The markets are in transition. There is no single deterministic path we can follow to whatever it is that happens next. We are in the middle of a Gap Market. As we infer from earlier Gap Markets, the forces to power the next period of sustainable growth are most likely at work now. Which of them are going to become the rocket fuel that puts economies and markets on a macro growth trend? If globalization and deregulation powered the Great Growth Market of 1982-2000 what will their equivalents be? Years from now, what will the chattering classes be saying about the beginning of the second decade of the 21st century? What will be second nature to them the way that the Internet is now second nature to us?
The other day we came across an interesting collection of market commentaries from the end of the first decade of the 20th century. These were the sunset years of a long, magnificent period of globalization that ran from about 1870 until the outbreak of the First World War in 1914. At the time Britannia ruled the waves of international finance. The world was on a gold standard and the British pound sterling was the reserve currency for anyone transacting in this global economy. Yet by this time Britain was not growing as fast as some other countries in the world. The commentators of the day were wondering which of the world’s emerging markets – circa 1909 – were going to dominate the next economic paradigm. The United States, a fast-growing industrial power, was considered by many to be the odds-on favorite.
But so was Argentina. Since we all know how that turned out this may seem somewhat amusing. It therefore helps, sometimes, to go back and actually read the source documents of the day rather than somebody’s history of the 20th century, written with the benefit of hindsight. Of course it seems obvious to us – the U.S. has been the world’s economic superpower for decades now. But if you put yourself into a 1909 framework and work with the data points that were available at the time you can see how the case for Argentina could be made as well. You can also see the perils of making a bet about the future. No matter how brilliant you are, sometimes you’re going to get it wrong. Even Einstein got it wrong sometimes (more about that in one of our forthcoming pieces).
All this is very relevant to us because much of the growth that is taking place in the world today is taking place somewhere else in the world. Our job is a tricky one. On the one hand we want to piece together 2 the data points and figure out how best to position our portfolios to benefit from long-term structural changes that are taking place in the global economy. On the other hand we don’t want to fall into the crystal ball trap – convincing ourselves that some or other scenario is the one most likely to happen and making all our allocation and exposure decisions on that basis.
Here’s where the phrase “Black Swan” comes into play. You have heard us use this phrase before, and it appears as an iconic image in our periodic Market Outlook commentaries. Now we’re going to explain why this phrase figures so prominently in our thinking.

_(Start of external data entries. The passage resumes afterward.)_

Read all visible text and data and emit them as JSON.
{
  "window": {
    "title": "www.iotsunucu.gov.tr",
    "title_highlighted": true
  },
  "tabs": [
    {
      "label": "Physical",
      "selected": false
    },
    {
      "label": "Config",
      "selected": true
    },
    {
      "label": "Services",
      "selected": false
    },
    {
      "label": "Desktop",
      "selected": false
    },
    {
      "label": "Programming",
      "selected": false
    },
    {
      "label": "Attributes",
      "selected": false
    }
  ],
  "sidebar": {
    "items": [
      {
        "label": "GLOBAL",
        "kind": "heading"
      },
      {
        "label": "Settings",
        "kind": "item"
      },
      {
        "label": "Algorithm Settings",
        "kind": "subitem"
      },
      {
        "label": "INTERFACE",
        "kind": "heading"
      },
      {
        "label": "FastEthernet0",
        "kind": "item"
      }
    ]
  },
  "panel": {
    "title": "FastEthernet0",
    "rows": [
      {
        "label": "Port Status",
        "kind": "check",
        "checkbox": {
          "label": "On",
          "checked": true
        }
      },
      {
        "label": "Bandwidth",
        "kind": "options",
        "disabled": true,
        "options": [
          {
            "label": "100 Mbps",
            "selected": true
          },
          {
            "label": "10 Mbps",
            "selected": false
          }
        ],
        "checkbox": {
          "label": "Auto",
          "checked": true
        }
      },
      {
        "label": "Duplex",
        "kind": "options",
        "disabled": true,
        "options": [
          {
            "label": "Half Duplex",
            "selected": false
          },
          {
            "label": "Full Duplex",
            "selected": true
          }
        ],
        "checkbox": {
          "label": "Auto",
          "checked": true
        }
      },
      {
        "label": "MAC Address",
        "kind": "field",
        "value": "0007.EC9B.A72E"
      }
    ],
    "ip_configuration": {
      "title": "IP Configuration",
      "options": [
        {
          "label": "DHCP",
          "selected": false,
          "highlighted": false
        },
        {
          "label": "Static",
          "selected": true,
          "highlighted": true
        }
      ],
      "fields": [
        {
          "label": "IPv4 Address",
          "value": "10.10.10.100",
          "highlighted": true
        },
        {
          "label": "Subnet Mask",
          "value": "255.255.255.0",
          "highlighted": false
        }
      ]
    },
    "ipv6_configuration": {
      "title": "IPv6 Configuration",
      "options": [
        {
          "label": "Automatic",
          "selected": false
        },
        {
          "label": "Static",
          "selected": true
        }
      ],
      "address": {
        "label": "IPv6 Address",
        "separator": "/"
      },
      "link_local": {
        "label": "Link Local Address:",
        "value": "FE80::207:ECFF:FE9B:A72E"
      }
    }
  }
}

Several hundred years ago no European had ever encountered a swan that was not white. If there had been computer programmers back then they would have expressed this as “if [swan], then [white]”. All the data points said with 100% probability that swans were white. Then a seafaring expedition returned from Australia and brought back some indigenous species from Down Under including…yes, a black swan. Suddenly one new data point renders every other data point meaningless.
Black swans are what we call “low probability events”. The main thing to know about low probability events is that they are never the most likely thing that is going to happen. But when they do happen it doesn’t matter that they were not likely to happen. Eighteen months ago, even though we were already in the middle of a recession, the scenario that “all financial institutions collapse and have to be bailed out by the U.S. government” was a Black Swan – it was a low probability event. If you had taken a bet in July 2008 on that outcome happening in September-October you had more than a 98% chance of being wrong, using the traditional tools of statistics and probability analysis. But that’s cold comfort to anyone who has to live through the event. Of course, Black Swans aren’t all negative – they can surprise on the upside too. The world could bounce out of recession and the U.S. economy could resume the pace of the late 1990s. That’s a low probability scenario. But could it happen? Of course it could – and so could a near-infinite number of other possible outcomes.
So we clearly have our hands full as we try to figure out where these markets in transition are heading. We will never tell you that we have the definitive answer. We don’t have crystal balls. But we are thinking about a great many things every day, and we look forward to sharing these thoughts with you.